Check each line of the records below and collect those holding "JSON".

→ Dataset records

——————————

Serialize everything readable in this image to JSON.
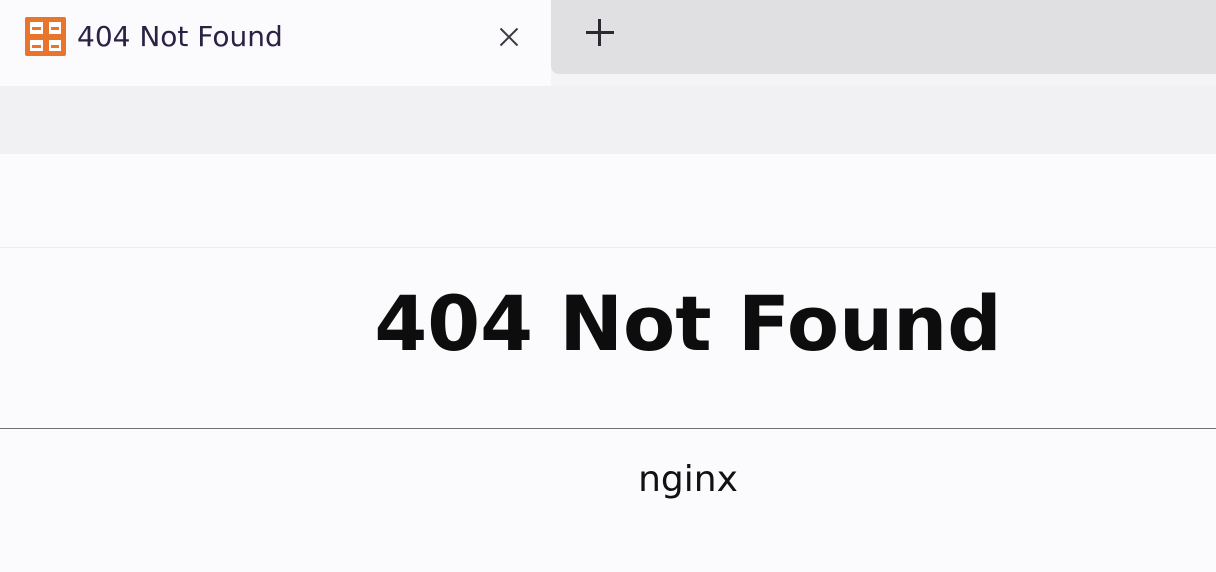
{
  "tab": {
    "title": "404 Not Found",
    "favicon_icon": "4399-logo-icon",
    "close_icon": "close-icon",
    "new_tab_icon": "plus-icon"
  },
  "page": {
    "heading": "404 Not Found",
    "footer": "nginx"
  },
  "colors": {
    "favicon_orange": "#e9742b",
    "tab_title": "#2a2145",
    "heading": "#0d0d0d"
  }
}
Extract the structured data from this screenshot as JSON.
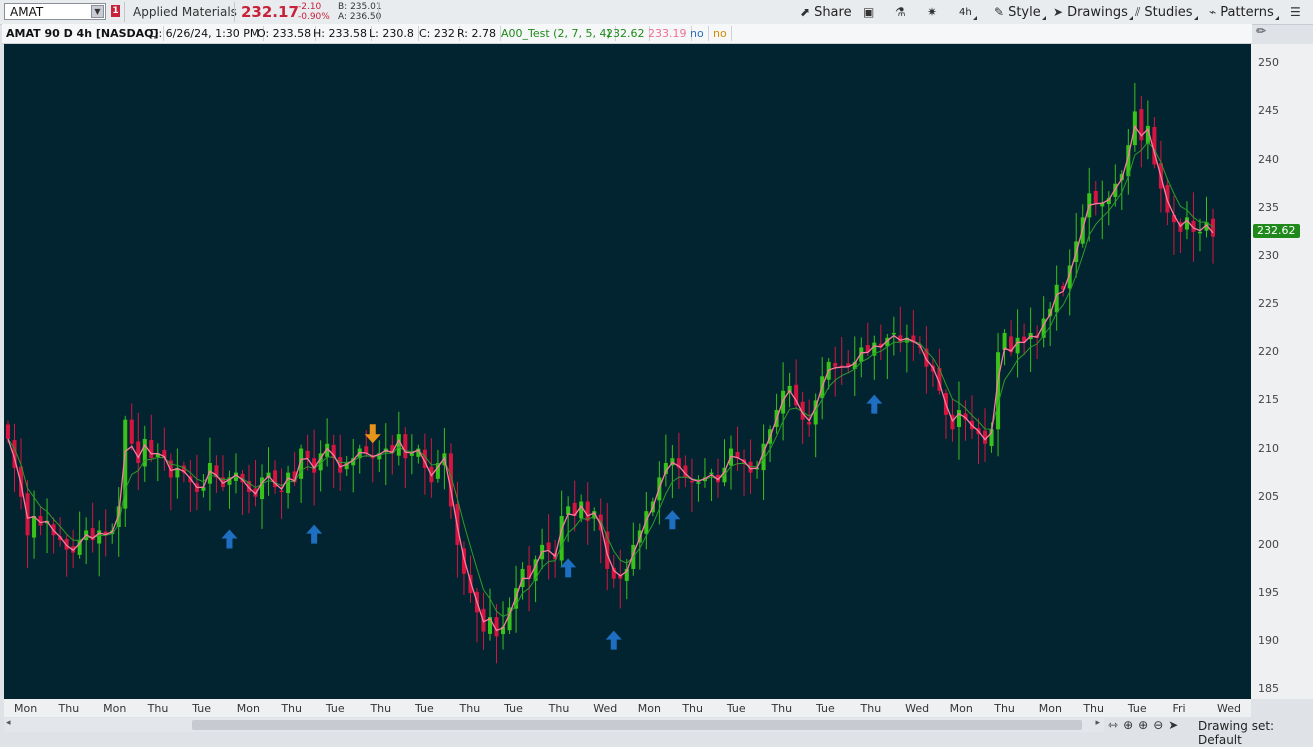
{
  "toolbar": {
    "symbol": "AMAT",
    "alert_badge": "1",
    "company_name": "Applied Materials",
    "last_price": "232.17",
    "change": "-2.10",
    "change_pct": "-0.90%",
    "bid": "B: 235.01",
    "ask": "A: 236.50",
    "share_label": "Share",
    "style_label": "Style",
    "drawings_label": "Drawings",
    "studies_label": "Studies",
    "patterns_label": "Patterns",
    "timeframe_label": "4h"
  },
  "infobar": {
    "title": "AMAT 90 D 4h [NASDAQ]",
    "date": "D: 6/26/24, 1:30 PM",
    "open": "O: 233.58",
    "high": "H: 233.58",
    "low": "L: 230.8",
    "close": "C: 232",
    "range": "R: 2.78",
    "study": "A00_Test (2, 7, 5, 4)",
    "study_val1": "232.62",
    "study_val2": "233.19",
    "flag1": "no",
    "flag2": "no"
  },
  "price_tag": "232.62",
  "colors": {
    "bg": "#022431",
    "up": "#39c21a",
    "down": "#d5153f",
    "fast": "#ff7aa0",
    "slow": "#2f9a2a",
    "buy": "#1e6fc2",
    "sell": "#e8941a"
  },
  "chart_data": {
    "type": "candlestick",
    "title": "AMAT 90 D 4h [NASDAQ]",
    "ylim": [
      184,
      252
    ],
    "yticks": [
      185,
      190,
      195,
      200,
      205,
      210,
      215,
      220,
      225,
      230,
      235,
      240,
      245,
      250
    ],
    "xticks": [
      "Mon",
      "Thu",
      "Mon",
      "Thu",
      "Tue",
      "Mon",
      "Thu",
      "Tue",
      "Thu",
      "Tue",
      "Thu",
      "Tue",
      "Thu",
      "Wed",
      "Mon",
      "Thu",
      "Tue",
      "Thu",
      "Tue",
      "Thu",
      "Wed",
      "Mon",
      "Thu",
      "Mon",
      "Thu",
      "Tue",
      "Fri",
      "Wed"
    ],
    "closes": [
      211,
      208,
      205,
      201,
      203,
      202,
      202.5,
      201,
      200.5,
      199.5,
      199.2,
      200.5,
      201.5,
      200.5,
      201.5,
      201,
      201.5,
      204,
      213,
      210.5,
      208.5,
      211,
      209,
      209.5,
      209,
      207,
      208,
      207.5,
      206.5,
      205.5,
      206,
      208.5,
      207,
      206,
      207,
      207.5,
      206.5,
      205.5,
      205,
      207,
      207.5,
      206,
      205.5,
      207.5,
      206.5,
      210,
      209,
      207.5,
      209.5,
      210.5,
      209,
      207.5,
      208.5,
      209,
      210,
      209.5,
      209,
      209.5,
      210,
      209.5,
      211.5,
      209,
      209.5,
      210,
      208,
      206.5,
      208.5,
      209.5,
      204,
      200,
      197,
      195,
      193,
      191,
      192.5,
      190.5,
      191.5,
      193.5,
      195.5,
      197.5,
      196.5,
      198.5,
      200,
      199.5,
      198.5,
      203,
      204,
      203,
      204.5,
      202.5,
      203.5,
      201.5,
      197.5,
      196.5,
      196.5,
      197.5,
      200,
      201.5,
      203.5,
      204.5,
      207,
      208.5,
      209,
      208,
      207,
      206.5,
      206.5,
      207,
      207.5,
      206.5,
      208,
      210,
      209,
      208.5,
      207.5,
      208,
      210.5,
      212,
      214,
      216,
      216.5,
      214.5,
      213,
      212.5,
      215,
      217.5,
      219,
      218.5,
      218.5,
      218.5,
      219,
      220.5,
      220,
      221,
      220.5,
      221.5,
      222,
      221,
      221.5,
      221,
      220.5,
      218.5,
      218,
      216,
      213.5,
      212,
      214,
      213,
      212,
      211.5,
      210.5,
      212,
      220,
      222,
      220,
      221.5,
      221,
      222,
      221.5,
      223.5,
      224.5,
      227,
      226.5,
      229,
      231.5,
      234,
      236.5,
      235.5,
      235.5,
      236,
      237.5,
      238.5,
      241.5,
      245,
      242,
      243.5,
      239.5,
      237,
      234.5,
      233.5,
      232.5,
      234,
      232.5,
      232.5,
      233.5,
      232
    ],
    "markers": [
      {
        "type": "buy",
        "bar": 34
      },
      {
        "type": "buy",
        "bar": 47
      },
      {
        "type": "sell",
        "bar": 56
      },
      {
        "type": "buy",
        "bar": 86
      },
      {
        "type": "buy",
        "bar": 93
      },
      {
        "type": "buy",
        "bar": 102
      },
      {
        "type": "buy",
        "bar": 133
      }
    ],
    "last_value": 232.62
  },
  "bottom": {
    "drawing_set": "Drawing set: Default"
  }
}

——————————

→ Output of the task
Serialize everything readable in this image to JSON.
Extract the structured data from this screenshot as JSON.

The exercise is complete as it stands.